● TASK GOAL:
The answer must repeat every record exactly, with no pictures in it.

● DATA:

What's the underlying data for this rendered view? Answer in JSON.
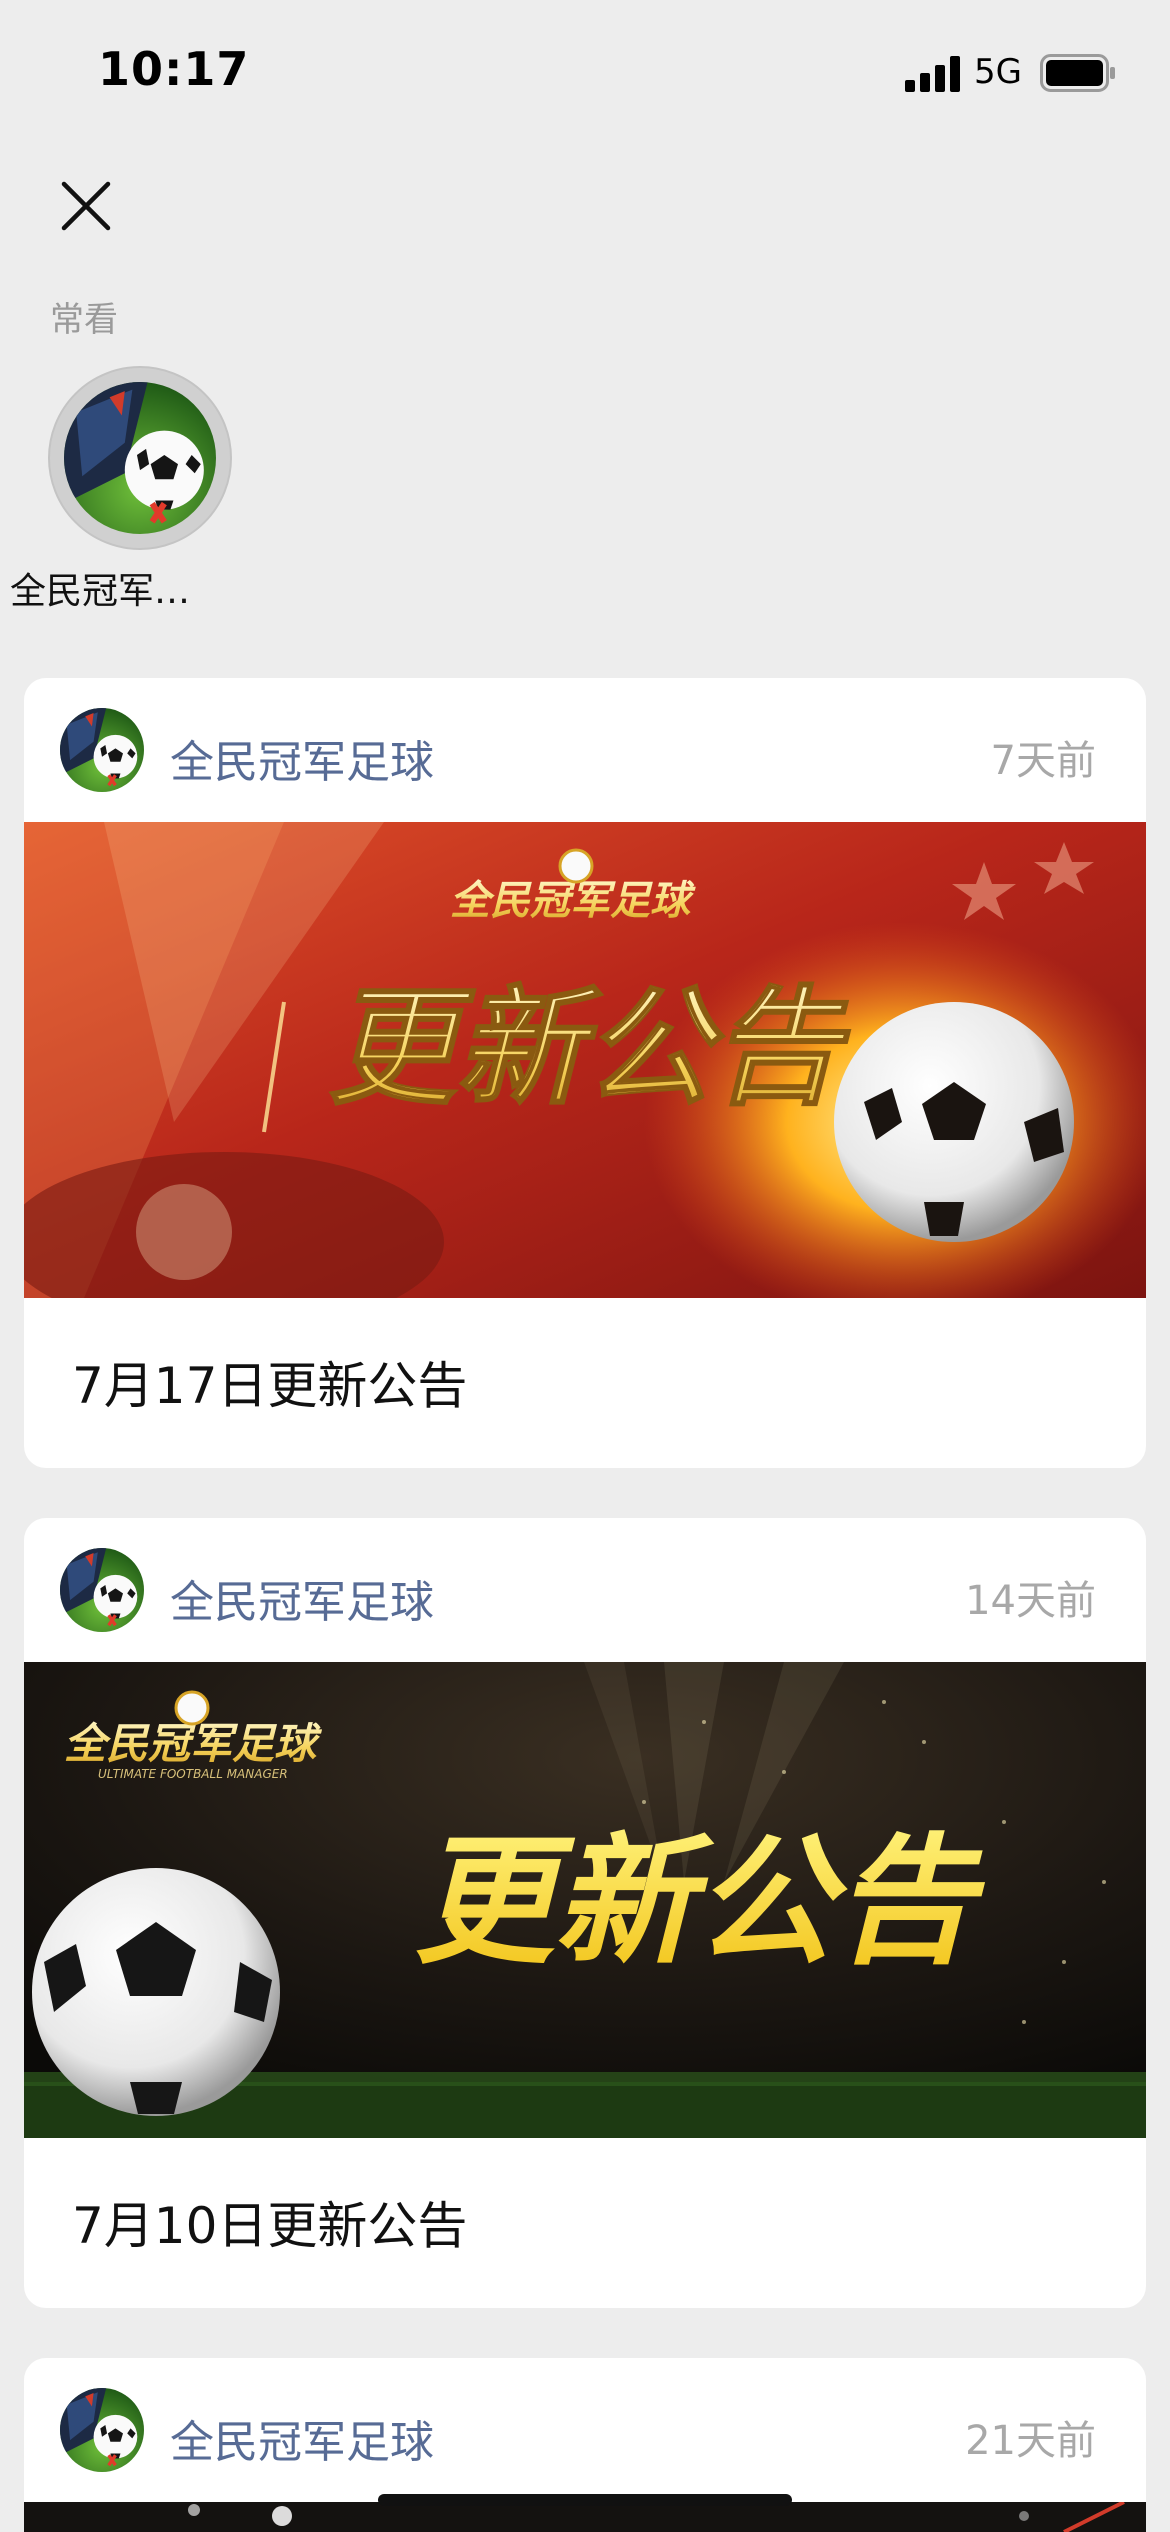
{
  "status_bar": {
    "time": "10:17",
    "network": "5G"
  },
  "frequent": {
    "section_label": "常看",
    "items": [
      {
        "name": "全民冠军…"
      }
    ]
  },
  "articles": [
    {
      "source": "全民冠军足球",
      "time": "7天前",
      "banner_logo": "全民冠军足球",
      "banner_text": "更新公告",
      "title": "7月17日更新公告"
    },
    {
      "source": "全民冠军足球",
      "time": "14天前",
      "banner_logo": "全民冠军足球",
      "banner_logo_sub": "ULTIMATE FOOTBALL MANAGER",
      "banner_text": "更新公告",
      "title": "7月10日更新公告"
    },
    {
      "source": "全民冠军足球",
      "time": "21天前"
    }
  ],
  "colors": {
    "background": "#ededed",
    "link_blue": "#576b95",
    "muted": "#a8a8a8"
  }
}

● WORKED SOLUTION:
What's the underlying data for this rendered view? Answer in JSON.
{
  "status_bar": {
    "time": "10:17",
    "network": "5G"
  },
  "frequent": {
    "section_label": "常看",
    "items": [
      {
        "name": "全民冠军…"
      }
    ]
  },
  "articles": [
    {
      "source": "全民冠军足球",
      "time": "7天前",
      "banner_logo": "全民冠军足球",
      "banner_text": "更新公告",
      "title": "7月17日更新公告"
    },
    {
      "source": "全民冠军足球",
      "time": "14天前",
      "banner_logo": "全民冠军足球",
      "banner_logo_sub": "ULTIMATE FOOTBALL MANAGER",
      "banner_text": "更新公告",
      "title": "7月10日更新公告"
    },
    {
      "source": "全民冠军足球",
      "time": "21天前"
    }
  ],
  "colors": {
    "background": "#ededed",
    "link_blue": "#576b95",
    "muted": "#a8a8a8"
  }
}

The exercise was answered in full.